June 14, 2018 — The National Science Foundation (NSF) has announced a $1.8 million grant to an Open Storage Network (OSN) to support big data research across the U.S. The Midwest Big Data Hub (MBDH) and the National Data Service (NDS), hosted at the National Center for Supercomputing Applications (NCSA) at the University of Illinois at Urbana-Champaign, will be partnering in the venture and launch the initial Midwest node.
The OSN will establish a robust storage network that will leverage and amplify existing investments including national and regional science networks like XSEDE and the National Data Service.
“Along with launching the node at NCSA, the MBDH will add a Community Liaison position to facilitate user support for Big Data researchers in the Midwest and West Hubs,” said Melissa Cragin, Executive Director of the Midwest Big Data Hub. “Adding this user-oriented ‘bridge’ role at the launch of the OSN is significant, and we anticipate that this will help us gather early feedback from various disciplinary communities.”
After its establishment as part of the Illinois node, the OSN will be able to provide a community liaison to support Big Data Hub research communities, provide an interface between MBDH OSN users, and help connect scientists to storage solutions that fit their scope and needs.
In addition to the MBDH’s involvement, the NDS, also housed at NCSA, will provide technical expertise to prevent bottlenecks.
“The MBDH identifies partners, novel use cases, datasets and unmet needs, especially where there is need to span multiple sectors, e.g. government and academia. The NDS examines requirements and pain points for possible technical solutions,” said Christine Kirkpatrick, Executive Director of the National Data Service. “MBDH is an outreach arm for the region. NDS draws in technical expertise and a novel sliver of the nation’s cyberinfrastructure community. Given NDS’s roots at NCSA and SDSC, we’ve always tested our hypothesis against large-scale issues not addressed by readily available solutions.”
In addition to connecting researchers to this national storage network, the OSN will also provide resources to broaden participation in the big data realm in a similar fashion to the NSF’s XSEDE project—researchers who do not have access to large-scale data storage solutions will be able to join forces with the OSN, allowing groundbreaking research to be possible where it was previously not.
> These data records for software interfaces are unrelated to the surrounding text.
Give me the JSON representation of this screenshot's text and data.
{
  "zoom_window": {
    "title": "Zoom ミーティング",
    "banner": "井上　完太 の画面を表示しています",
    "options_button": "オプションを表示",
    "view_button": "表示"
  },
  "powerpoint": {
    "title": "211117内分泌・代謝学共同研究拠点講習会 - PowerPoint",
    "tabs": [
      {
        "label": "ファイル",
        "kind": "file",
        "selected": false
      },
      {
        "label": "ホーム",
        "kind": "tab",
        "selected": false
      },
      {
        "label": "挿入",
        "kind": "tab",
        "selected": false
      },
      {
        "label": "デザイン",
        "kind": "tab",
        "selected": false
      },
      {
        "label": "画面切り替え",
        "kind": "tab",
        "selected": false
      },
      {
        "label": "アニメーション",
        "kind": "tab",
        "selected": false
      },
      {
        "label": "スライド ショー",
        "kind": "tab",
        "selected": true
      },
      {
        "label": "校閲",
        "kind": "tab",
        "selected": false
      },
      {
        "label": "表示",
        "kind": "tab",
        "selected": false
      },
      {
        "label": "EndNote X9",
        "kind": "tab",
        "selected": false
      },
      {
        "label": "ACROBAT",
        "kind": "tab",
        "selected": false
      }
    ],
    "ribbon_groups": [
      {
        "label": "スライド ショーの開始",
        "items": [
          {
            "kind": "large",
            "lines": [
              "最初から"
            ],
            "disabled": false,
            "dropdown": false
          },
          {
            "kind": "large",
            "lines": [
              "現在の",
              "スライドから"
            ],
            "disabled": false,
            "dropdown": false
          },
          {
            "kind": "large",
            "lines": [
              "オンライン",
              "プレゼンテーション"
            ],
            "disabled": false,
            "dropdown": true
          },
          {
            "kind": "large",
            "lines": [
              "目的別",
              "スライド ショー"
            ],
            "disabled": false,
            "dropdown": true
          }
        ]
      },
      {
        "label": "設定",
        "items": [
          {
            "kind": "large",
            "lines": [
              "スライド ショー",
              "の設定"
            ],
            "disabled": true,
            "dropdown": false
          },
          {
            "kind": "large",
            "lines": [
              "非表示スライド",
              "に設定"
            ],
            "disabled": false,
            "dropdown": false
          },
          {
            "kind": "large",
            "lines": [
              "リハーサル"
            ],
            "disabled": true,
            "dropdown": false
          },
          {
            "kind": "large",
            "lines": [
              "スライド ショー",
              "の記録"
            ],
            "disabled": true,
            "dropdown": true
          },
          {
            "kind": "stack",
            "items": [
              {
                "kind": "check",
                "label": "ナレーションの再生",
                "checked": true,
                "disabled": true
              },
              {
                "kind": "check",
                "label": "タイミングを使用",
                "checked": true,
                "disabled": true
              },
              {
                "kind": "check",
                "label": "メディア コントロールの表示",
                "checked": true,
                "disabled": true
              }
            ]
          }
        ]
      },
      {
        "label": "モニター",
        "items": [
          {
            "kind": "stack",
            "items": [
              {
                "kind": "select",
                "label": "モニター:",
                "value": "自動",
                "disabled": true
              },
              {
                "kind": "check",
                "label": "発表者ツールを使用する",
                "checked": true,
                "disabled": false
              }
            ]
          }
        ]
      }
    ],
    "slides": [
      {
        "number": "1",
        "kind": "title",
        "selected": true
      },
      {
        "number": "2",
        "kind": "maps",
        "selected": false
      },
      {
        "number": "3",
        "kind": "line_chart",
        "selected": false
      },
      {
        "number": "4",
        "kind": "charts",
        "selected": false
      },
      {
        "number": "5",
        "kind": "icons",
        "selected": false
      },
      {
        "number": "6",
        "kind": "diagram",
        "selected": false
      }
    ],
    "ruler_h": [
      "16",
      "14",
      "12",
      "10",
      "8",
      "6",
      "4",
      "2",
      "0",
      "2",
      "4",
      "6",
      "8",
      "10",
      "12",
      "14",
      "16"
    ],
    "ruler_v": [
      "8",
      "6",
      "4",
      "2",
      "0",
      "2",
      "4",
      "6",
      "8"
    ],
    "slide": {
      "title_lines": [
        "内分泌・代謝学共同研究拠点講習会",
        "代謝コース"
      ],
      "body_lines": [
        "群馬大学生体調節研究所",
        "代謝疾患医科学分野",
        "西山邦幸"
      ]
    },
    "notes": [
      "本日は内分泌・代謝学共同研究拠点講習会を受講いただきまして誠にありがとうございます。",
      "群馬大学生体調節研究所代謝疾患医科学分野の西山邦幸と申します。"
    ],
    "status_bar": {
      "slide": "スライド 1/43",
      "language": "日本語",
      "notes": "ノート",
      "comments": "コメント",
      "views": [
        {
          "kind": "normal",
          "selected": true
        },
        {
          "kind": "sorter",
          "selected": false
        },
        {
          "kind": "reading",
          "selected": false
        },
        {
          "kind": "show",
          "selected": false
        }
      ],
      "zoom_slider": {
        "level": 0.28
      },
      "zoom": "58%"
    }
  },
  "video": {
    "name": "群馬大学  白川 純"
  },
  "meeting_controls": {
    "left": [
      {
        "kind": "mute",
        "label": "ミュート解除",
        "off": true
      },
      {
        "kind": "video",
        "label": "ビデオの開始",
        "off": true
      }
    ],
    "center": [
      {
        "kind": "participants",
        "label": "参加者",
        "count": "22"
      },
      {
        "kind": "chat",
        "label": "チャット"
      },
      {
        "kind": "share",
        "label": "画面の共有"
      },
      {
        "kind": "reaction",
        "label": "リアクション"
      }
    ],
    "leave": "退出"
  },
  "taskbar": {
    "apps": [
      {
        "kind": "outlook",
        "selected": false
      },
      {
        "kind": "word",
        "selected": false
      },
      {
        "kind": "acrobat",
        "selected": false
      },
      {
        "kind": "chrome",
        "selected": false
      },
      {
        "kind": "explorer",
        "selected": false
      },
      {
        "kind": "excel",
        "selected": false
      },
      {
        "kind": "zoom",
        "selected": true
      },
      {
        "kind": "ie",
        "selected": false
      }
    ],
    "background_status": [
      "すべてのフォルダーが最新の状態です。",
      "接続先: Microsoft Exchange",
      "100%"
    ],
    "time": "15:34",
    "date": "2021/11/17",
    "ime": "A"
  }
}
Ultimately, the OSN should provide a national resource that both increases the efficiency of big data storage and research while also creating robust cyberinfrastructure to expand the United States’ big data workforce.
The National Center for Supercomputing Applications (NCSA) at the University of Illinois at Urbana-Champaign provides supercomputing and advanced digital resources for the nation’s science enterprise. At NCSA, University of Illinois faculty, staff, students, and collaborators from around the globe use advanced digital resources to address research grand challenges for the benefit of science and society. NCSA has been advancing one third of the Fortune 50® for more than 30 years by bringing industry, researchers, and students together to solve grand challenges at rapid speed and scale.
The Midwest Big Data Hub (MBDH) is one of four regional Big Data (BD) Innovation Hubs launched in 2015 with support from the U.S. National Science Foundation (NSF award #1550320). Based at the National Center for Supercomputing Applications (NCSA) at the University of Illinois in Urbana-Champaign, the MBDH has four “satellite” sites at Indiana University, Iowa State University, the University of Michigan, and the University of North Dakota, and a growing network of academic, industry, and non-governmental partners. The MBDH serves twelve states: Illinois, Indiana, Iowa, Kansas, Michigan, Minnesota, Missouri, Nebraska, North Dakota, Ohio, South Dakota, and Wisconsin. More information can be found at midwestbigdatahub.org.
ABOUT THE NATIONAL DATA SERVICE
The National Data Service is an emerging vision of how scientists and researchers across all disciplines can find, reuse, and publish data. It is an international federation of data providers, data aggregators, community-specific federations, publishers, and cyberinfrastructure providers. It builds on the data archiving and sharing efforts underway within specific communities and links them together with a common set of tools.
In the United States, we seek to assemble a national infrastructure of distributed storage, production services, and a framework that connects together the rich array of repositories, tools, and other resources from many domains and communities; this is operational system is what we call the National Data Service. The design, construction, and operation of system is to be community-driven through the National Data Service Consortium. Our international partners, particularly the Research Data Alliance, will help us to ensure transparent access data from around the world.